Packaging and Assembly
So I don’t know if LanOC or Autonomous did something wrong to the shipping company in the past but they really put the packaging to the test on our kit. I was really worried that it was going to be damaged but after opening everything up I didn’t find any damage. The control panel was a little scuffed up and that was about it. The desk base comes in a normal brown box with the A2 SmartDesk branding on the side along with the frame color. There are a couple straps to keep everything together. The box was ripped open in a few areas but nothing fell out and when I opened it up there was thick foam still around each component. Better luck next time shipping company (I can’t remember off hand if it was FedEx or UPS now lol. The overall package weight is 67 pounds so plan on a partner to help bring it in when your desk comes in if possible, especially if you get a table top as well.
So to get started on everything, before I could really check out the desk I did need to put it all together. To do that I pulled all of the components out of the box, making sure everything was in good shape and that I had everything. The instruction manual was right up on top when I opened up the box and it had a parts list inside. For main components, there are two powered legs, two feet that attach to the legs, a long frame and two brackets that go onto that frame and attach to the desk.
Along with the instruction manual, I love that each screw type was in its own bag and labeled, sometimes the hardest part about building something is figuring out which screw is figuring out which screw is which, this avoids that all together. On top of the screws, you get a bag full of reusable wire ties, rubber bumpers, and an Allan wrench. The instructions btw are really easy to read, they have a diagram at the start along with the part listing and then everything is broken down into simple steps with multiple diagrams showing how it goes together.
You can kind of get a feel for how everything works just looking at the last few parts. The legs have three layers to them and then at the top in the L-shaped part of the leg is the motor assembly. This has a cord coming out to hook to the controller. The controller box was a lot bigger than I expected and it has a power plug on one end and on the other you have the connections for both legs and the front control panel. The control panel connects via something close to an ethernet plug and the two motors use a connection that is very close to a PCI power plug in a PC.

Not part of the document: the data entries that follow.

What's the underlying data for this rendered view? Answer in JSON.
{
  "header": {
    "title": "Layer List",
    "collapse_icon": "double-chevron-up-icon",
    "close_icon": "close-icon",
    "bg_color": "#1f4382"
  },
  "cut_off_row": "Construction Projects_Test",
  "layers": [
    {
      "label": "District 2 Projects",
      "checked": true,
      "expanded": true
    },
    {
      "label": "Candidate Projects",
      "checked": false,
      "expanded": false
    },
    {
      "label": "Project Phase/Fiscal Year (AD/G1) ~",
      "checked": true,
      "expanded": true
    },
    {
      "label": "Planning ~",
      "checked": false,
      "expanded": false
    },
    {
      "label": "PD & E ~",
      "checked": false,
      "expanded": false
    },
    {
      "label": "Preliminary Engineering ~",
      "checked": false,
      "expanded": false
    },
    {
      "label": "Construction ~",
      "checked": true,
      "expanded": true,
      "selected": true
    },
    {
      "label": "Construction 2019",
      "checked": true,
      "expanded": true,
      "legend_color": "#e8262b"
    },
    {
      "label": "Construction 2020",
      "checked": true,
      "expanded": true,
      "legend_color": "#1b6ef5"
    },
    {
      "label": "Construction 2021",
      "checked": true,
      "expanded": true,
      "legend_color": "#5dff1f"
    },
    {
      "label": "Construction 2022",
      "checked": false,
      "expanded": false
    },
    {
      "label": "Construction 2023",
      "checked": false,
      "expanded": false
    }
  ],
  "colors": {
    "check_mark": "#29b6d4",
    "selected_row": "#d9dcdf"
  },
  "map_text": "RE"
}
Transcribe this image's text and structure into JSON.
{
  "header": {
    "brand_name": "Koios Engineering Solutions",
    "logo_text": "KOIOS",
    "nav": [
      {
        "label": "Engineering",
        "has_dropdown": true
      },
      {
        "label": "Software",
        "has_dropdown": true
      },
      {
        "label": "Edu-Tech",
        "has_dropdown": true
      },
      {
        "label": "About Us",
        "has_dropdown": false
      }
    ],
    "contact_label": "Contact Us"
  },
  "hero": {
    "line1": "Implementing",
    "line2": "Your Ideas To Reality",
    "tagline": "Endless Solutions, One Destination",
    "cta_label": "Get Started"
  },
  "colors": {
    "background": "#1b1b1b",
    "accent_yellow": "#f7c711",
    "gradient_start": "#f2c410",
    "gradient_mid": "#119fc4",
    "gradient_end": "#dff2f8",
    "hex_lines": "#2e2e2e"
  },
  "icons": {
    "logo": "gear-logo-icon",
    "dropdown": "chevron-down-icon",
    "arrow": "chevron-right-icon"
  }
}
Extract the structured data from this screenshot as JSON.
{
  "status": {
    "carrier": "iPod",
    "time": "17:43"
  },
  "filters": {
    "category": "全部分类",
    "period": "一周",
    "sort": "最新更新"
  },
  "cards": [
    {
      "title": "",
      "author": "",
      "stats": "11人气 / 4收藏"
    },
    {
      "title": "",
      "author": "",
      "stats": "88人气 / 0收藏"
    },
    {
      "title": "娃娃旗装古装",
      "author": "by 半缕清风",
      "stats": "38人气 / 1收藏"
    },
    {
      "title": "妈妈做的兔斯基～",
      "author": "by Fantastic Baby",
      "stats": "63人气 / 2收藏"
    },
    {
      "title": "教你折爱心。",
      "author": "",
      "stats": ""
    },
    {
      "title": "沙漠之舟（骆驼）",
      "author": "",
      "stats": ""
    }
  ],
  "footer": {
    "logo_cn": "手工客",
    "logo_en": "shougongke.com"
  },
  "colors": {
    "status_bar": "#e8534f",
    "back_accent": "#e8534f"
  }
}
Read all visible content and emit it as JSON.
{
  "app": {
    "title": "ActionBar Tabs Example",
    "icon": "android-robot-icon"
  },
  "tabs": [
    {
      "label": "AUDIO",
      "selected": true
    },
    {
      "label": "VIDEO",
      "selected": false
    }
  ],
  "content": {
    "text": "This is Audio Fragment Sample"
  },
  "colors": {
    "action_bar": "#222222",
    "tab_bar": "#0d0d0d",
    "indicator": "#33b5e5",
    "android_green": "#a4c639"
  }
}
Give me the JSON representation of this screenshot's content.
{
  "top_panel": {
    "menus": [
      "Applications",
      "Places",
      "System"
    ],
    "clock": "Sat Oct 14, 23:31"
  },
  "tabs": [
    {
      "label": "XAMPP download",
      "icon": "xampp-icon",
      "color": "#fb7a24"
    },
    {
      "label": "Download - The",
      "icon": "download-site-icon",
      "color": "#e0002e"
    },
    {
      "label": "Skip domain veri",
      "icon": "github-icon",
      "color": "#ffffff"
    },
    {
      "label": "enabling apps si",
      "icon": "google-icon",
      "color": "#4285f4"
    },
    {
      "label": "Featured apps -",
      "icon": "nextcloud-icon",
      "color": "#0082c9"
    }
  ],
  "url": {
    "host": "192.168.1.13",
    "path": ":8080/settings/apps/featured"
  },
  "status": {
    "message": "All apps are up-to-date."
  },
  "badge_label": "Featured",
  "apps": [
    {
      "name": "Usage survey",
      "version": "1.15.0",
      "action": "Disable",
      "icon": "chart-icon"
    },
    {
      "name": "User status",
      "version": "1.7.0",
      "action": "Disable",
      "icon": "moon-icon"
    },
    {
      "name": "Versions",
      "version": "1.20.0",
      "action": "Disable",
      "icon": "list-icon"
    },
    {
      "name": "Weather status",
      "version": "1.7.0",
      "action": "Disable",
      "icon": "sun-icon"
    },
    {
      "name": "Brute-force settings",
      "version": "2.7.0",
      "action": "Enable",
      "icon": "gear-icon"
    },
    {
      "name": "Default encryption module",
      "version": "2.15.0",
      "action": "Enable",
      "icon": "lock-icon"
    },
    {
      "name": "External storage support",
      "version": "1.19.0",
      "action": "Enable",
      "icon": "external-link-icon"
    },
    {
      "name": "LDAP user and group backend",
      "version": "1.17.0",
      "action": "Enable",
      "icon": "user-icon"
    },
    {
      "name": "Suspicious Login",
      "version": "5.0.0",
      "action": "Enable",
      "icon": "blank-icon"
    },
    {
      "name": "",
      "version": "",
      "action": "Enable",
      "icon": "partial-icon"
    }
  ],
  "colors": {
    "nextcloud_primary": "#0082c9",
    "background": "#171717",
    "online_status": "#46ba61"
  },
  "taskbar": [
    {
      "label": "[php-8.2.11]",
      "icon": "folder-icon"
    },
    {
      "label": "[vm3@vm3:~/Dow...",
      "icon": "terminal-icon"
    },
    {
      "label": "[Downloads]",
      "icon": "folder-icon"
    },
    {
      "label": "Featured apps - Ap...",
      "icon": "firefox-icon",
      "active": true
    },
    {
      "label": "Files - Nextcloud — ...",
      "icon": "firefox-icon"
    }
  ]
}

Getting the base together was extremely simple. I put down foam across our table to keep from damaging it and started by installing the two legs into the frame. You have to pull the frame apart a little to be able to use the holes on the sides to access the four bolts per leg. I grabbed a T-shaped Allan wrench to speed things up over the included L-shaped one and went to town on all eight bolts. From there you have the table brackets that go on both ends of the frame. They also use an Allen wrench and there are four bolts per side. From here they suggest mounting the base to your table top but I skipped that step and I will explain why later. So that just left installing the two feet to the already installed legs. These take four more bolts each and the T-handle made quick work of them as well.
So like I said I did things a little differently with my install and I wouldn’t recommend this way. You should install the desktop by flipping it over and mounting the base using the rubber dampers and screws. With my setup though I have my entire desk wired up and with the huge monitor stand installed I didn’t want to pull it all apart. What I did was build the base, slide it under my already built desk, then power it up and raised it up. Before doing this I extended the width of the base to match my desktop width and I spent a lot of time making sure I had it perfectly lined up. Once I had it in the right spot I installed the base and then removed my old legs. Basically, I hot swapped the base in.
With the base installed, I then set out to get everything wired up. The included wire ties made this really easy. I installed the control box in the middle of the frame to keep the wiring simple. This kept the wires coming from both legs in the middle. So I just had to run the power over to the power already installed on my desk and of course the wire for the front buttons.
Speaking of the front control panel, you have to install this one as well with two screws. For a DIY setup like mine, you do need to predrill all of the screw holes for the base and for the controller. I could have done a little better job here, I lined everything up and drilled it but I was an 1/8 of an inch off left to right making one side stick out a little. More of an oval shape to the mounting holes would be nice to adjust out any small mistakes like this. All in all the install wasn’t too difficult.